Last night Eva Yerbabuena’s new show opened at Sadler’s Wells, London. Cuando yo era… (When I was…) was premièred at the Teatro de la Maestranza in Seville on 5 October 2010 during the Bienal de Flamenco in Seville.
Just as in her two more recent shows, El Huso de la Memoria (The Spindle of Memory) and Lluvia (Rain), this show looks back on life. The photograph below gives some idea of the non-traditional flamenco elements that have been incorporated into the show, which opens and closes in a potter’s workshop.
Photograph by Rubén Martín.

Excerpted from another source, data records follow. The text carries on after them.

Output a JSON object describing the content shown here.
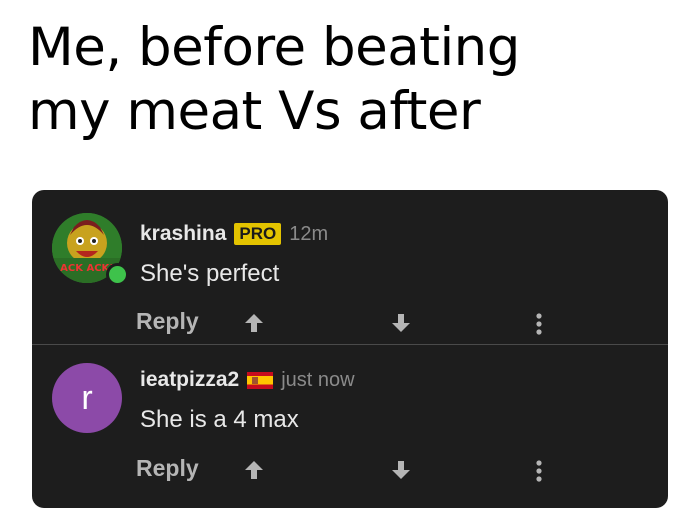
{
  "caption": {
    "line1": "Me, before beating",
    "line2": "my meat Vs after"
  },
  "comments": [
    {
      "username": "krashina",
      "badge": "PRO",
      "time": "12m",
      "text": "She's perfect",
      "reply_label": "Reply",
      "avatar": {
        "type": "image",
        "icon": "cartoon-avatar",
        "online": true,
        "caption_text": "ACK ACK!"
      }
    },
    {
      "username": "ieatpizza2",
      "flag": "spain-flag-icon",
      "time": "just now",
      "text": "She is a 4 max",
      "reply_label": "Reply",
      "avatar": {
        "type": "initial",
        "letter": "r",
        "color": "#8c4aa8"
      }
    }
  ],
  "colors": {
    "panel_bg": "#1d1d1d",
    "badge_bg": "#e3c300",
    "online": "#3ec24b",
    "text": "#e8e8e8",
    "muted": "#8a8a8a"
  }
}
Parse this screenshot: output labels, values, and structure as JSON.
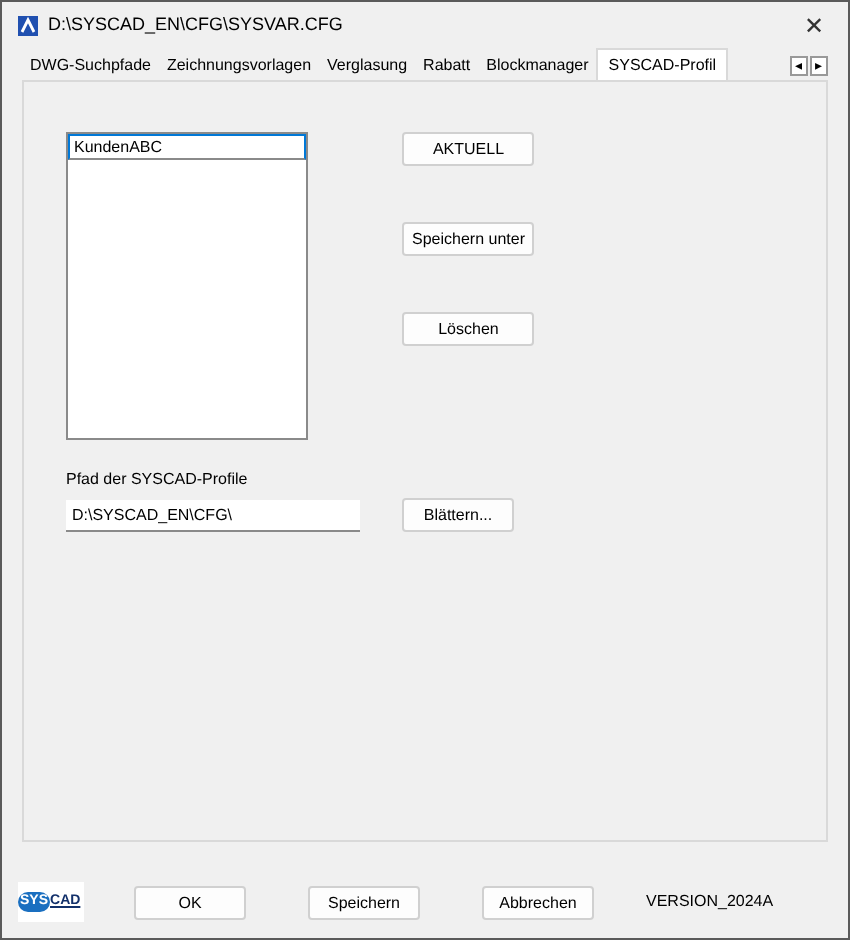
{
  "window": {
    "title": "D:\\SYSCAD_EN\\CFG\\SYSVAR.CFG",
    "close": "✕"
  },
  "tabs": [
    {
      "label": "DWG-Suchpfade",
      "selected": false
    },
    {
      "label": "Zeichnungsvorlagen",
      "selected": false
    },
    {
      "label": "Verglasung",
      "selected": false
    },
    {
      "label": "Rabatt",
      "selected": false
    },
    {
      "label": "Blockmanager",
      "selected": false
    },
    {
      "label": "SYSCAD-Profil",
      "selected": true
    }
  ],
  "tab_scroll": [
    "◂",
    "▸"
  ],
  "profiles": {
    "items": [
      {
        "label": "KundenABC",
        "selected": true
      }
    ]
  },
  "side_buttons": [
    "AKTUELL",
    "Speichern unter",
    "Löschen"
  ],
  "path": {
    "label": "Pfad der SYSCAD-Profile",
    "value": "D:\\SYSCAD_EN\\CFG\\",
    "browse": "Blättern..."
  },
  "footer": {
    "logo": [
      "SYS",
      "CAD"
    ],
    "buttons": [
      "OK",
      "Speichern",
      "Abbrechen"
    ],
    "version": "VERSION_2024A"
  }
}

Eva Yerbabuena is one of the finest and most celebrated flamenco bailaoras of her generation and deservedly so. But like all inspired creative artists, she is always restless to continue creating and pushing towards further artistic expression. Her work has been moving into greater psychological depths with each show that she creates.

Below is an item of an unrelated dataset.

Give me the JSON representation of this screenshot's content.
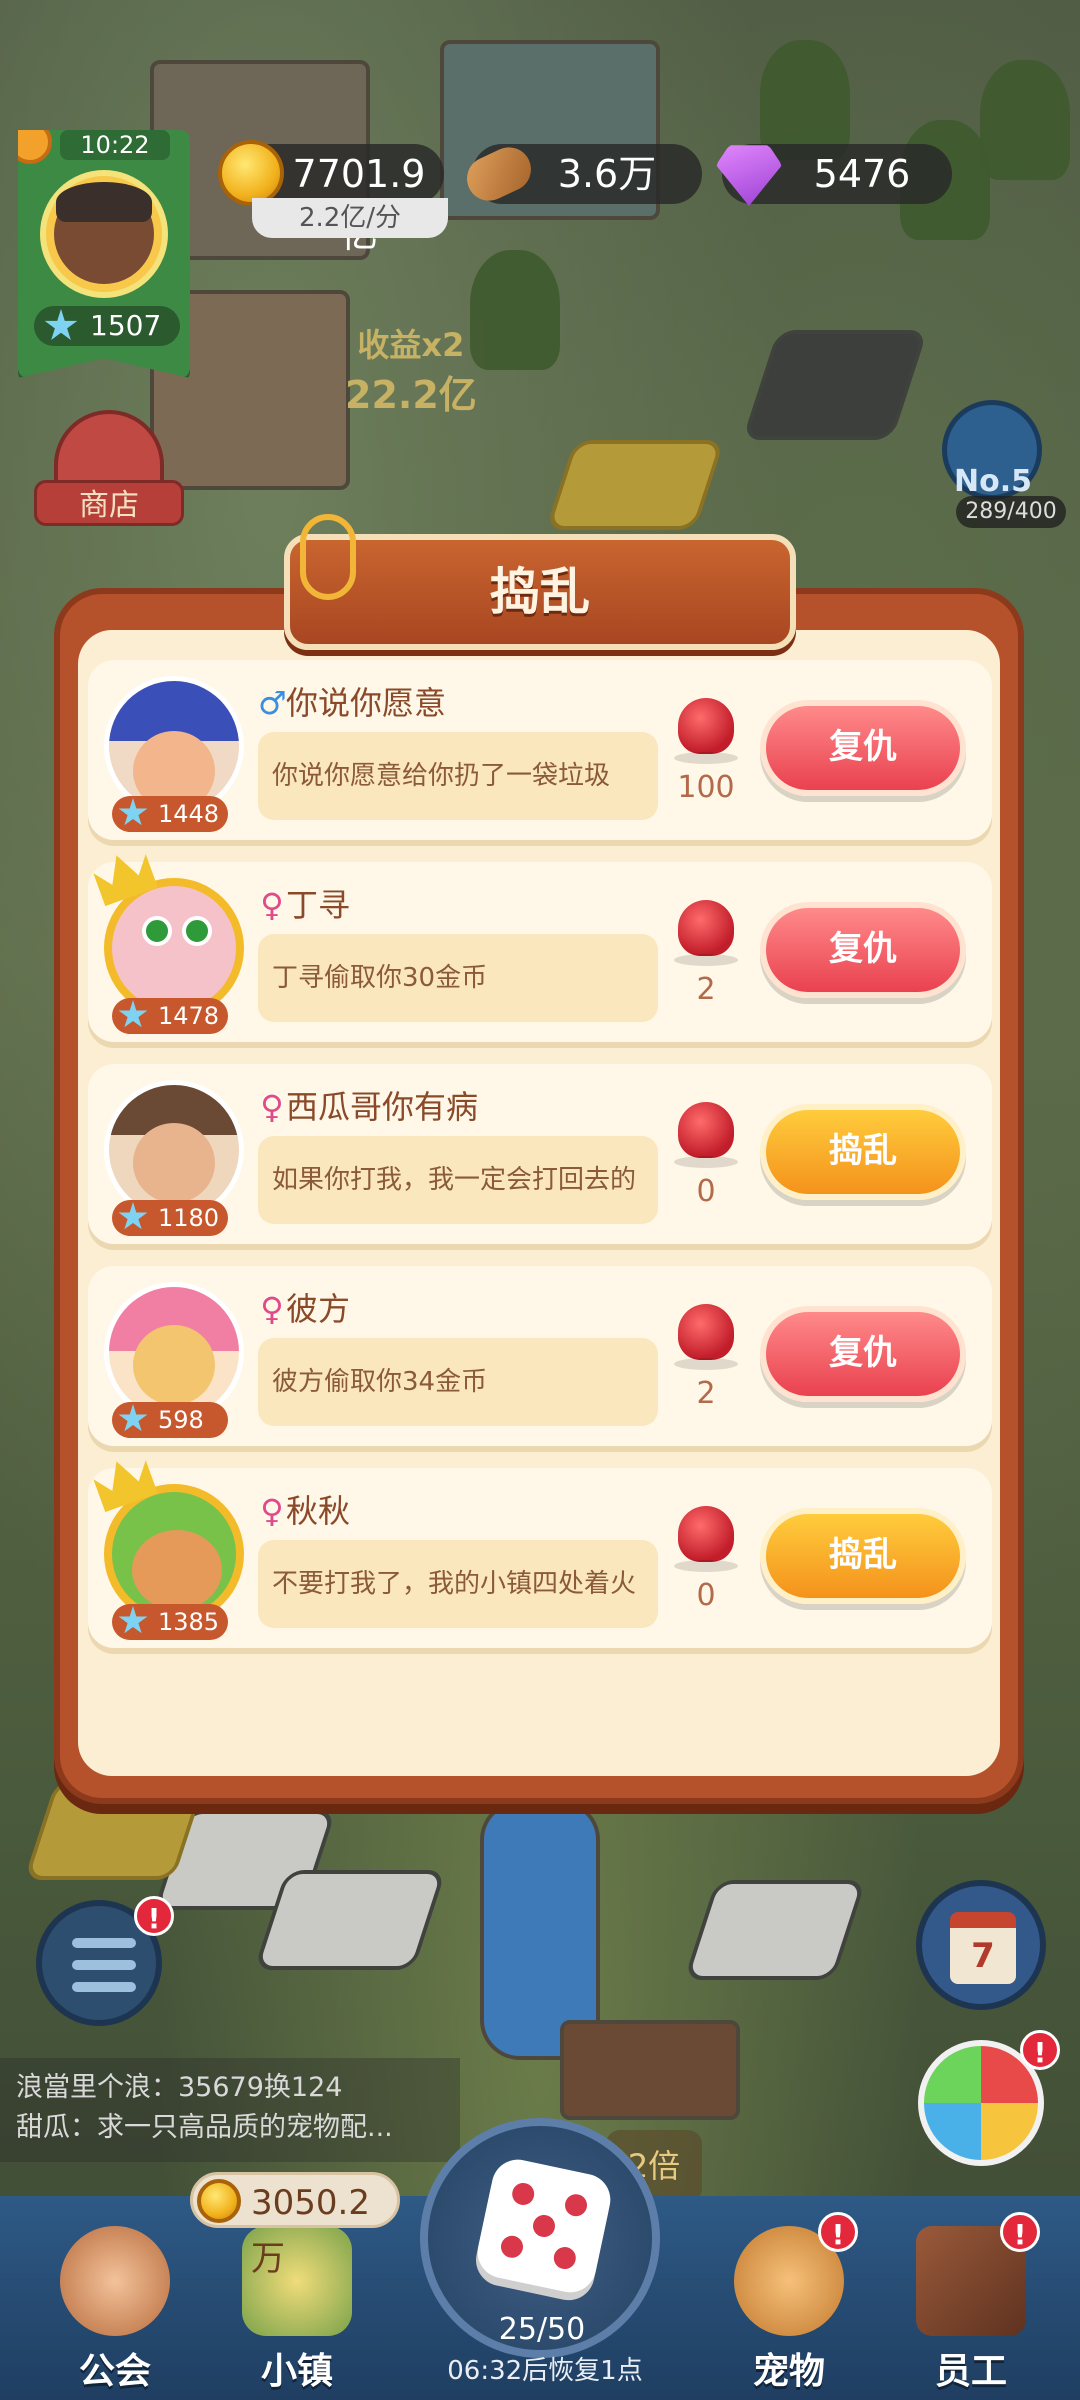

El Huso de la Memoria (The Spindle of Memory) – a homage to Pina Bausch – was a more personal retrospective look at her own life; although those wonderful paintings by Oscar Mariné of a grandfather and grandmother, which were used as backdrops on stage, remain vividly in my mind still, they haven’t haunted me in the way that her latest show has.
Cuando yo era… looks back at the pain and suffering experienced in Spain during the twentieth century. Opening with a a disturbing Overture and then a Prologue, in the following scenes which are set in The Potter’s Workshop and then at the Feria (Fair), we try to make sense of the opening horrors, where two of the three artists are executed.

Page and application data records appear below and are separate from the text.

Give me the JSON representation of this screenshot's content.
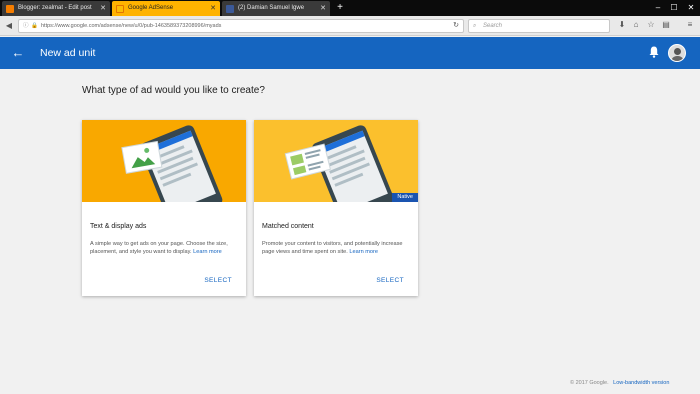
{
  "browser": {
    "tabs": [
      {
        "label": "Blogger: zealmat - Edit post",
        "icon_color": "#f57d00",
        "active": false
      },
      {
        "label": "Google AdSense",
        "icon_color": "#fbbc05",
        "active": true
      },
      {
        "label": "(2) Damian Samuel Igwe",
        "icon_color": "#3b5998",
        "active": false
      }
    ],
    "new_tab_label": "+",
    "url": "https://www.google.com/adsense/new/u/0/pub-1463589373208996/myads",
    "search_placeholder": "Search",
    "window_controls": [
      "minimize-icon",
      "maximize-icon",
      "close-icon"
    ]
  },
  "header": {
    "title": "New ad unit",
    "background": "#1565c0",
    "icons": [
      "arrow-back-icon",
      "bell-icon",
      "avatar"
    ]
  },
  "main": {
    "question": "What type of ad would you like to create?",
    "cards": [
      {
        "title": "Text & display ads",
        "description": "A simple way to get ads on your page. Choose the size, placement, and style you want to display.",
        "learn_more": "Learn more",
        "select_label": "SELECT",
        "illustration_bg": "#f9a800",
        "badge": ""
      },
      {
        "title": "Matched content",
        "description": "Promote your content to visitors, and potentially increase page views and time spent on site.",
        "learn_more": "Learn more",
        "select_label": "SELECT",
        "illustration_bg": "#fbc02d",
        "badge": "Native"
      }
    ]
  },
  "footer": {
    "copyright": "© 2017 Google.",
    "low_bandwidth": "Low-bandwidth version"
  }
}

At the Feria, one feels that not only is the audience an observer but that we are being observed as Mercedes de Córdoba‘s coquettish dancing balances her role of satisfying tourist’s taste for Spanish flamenco kitsch while making us question our own role; Fernando Jiménez, dressed as Charlie Chaplin, complete with suit, bowler hat and red nose, danced in response. The juxtaposition of characters was challenging; the dancing was excellent, but one couldn’t simply sit back and ‘enjoy’ the dancing because the scene set off so many contradictions which set the mind to work at the same time.
Eva Yerbabuena’s dancing was sensual, liquid, snake-like, angular, exciting and always captivating. The dancers in her company: Mercedes de Córdoba, Eduardo Guerrero and Fernando Jiménez, also gave unforgettable performances. Eduardo Guerrero and Fernando Jiménez’s duo, El Reñiero (The Cock Fight), was a masterpiece of contemporary dance evoking something almost prehistoric in their stylised movements; the flamenco singers Pepe de Pura, Jeromo Segura and Moi de Morón were excellent. Paco Jarana’s guitar playing and compositions were strong and supportive and the percussion was admirably an integral part of the dancer’s footwork.
I went home feeling haunted, disturbed and thinking about the connections that Eva Yerbabuena was making, rerunning the performance through my head to try to make sense of it all. I started to identify with the audiences of the opera Carmen at the Opéra-Comique in Paris in 1875; they went to be entertained and didn’t expect that the heroine would die on stage. I didn’t expect that from a flamenco show either; and certainly not in the Overture. But Cuando yo era… is a powerful show and Eva Yerbabuena has much more to offer us than flamenco ‘entertainment’.
Cuando yo era has three more shows at Sadler’s Wells on 18 and 19 February 2011; then at the Festival de Jerez, Cádiz on 12 March 2011 at the Teatro Villamarta.
© 2011 Thérèse Wassily Saba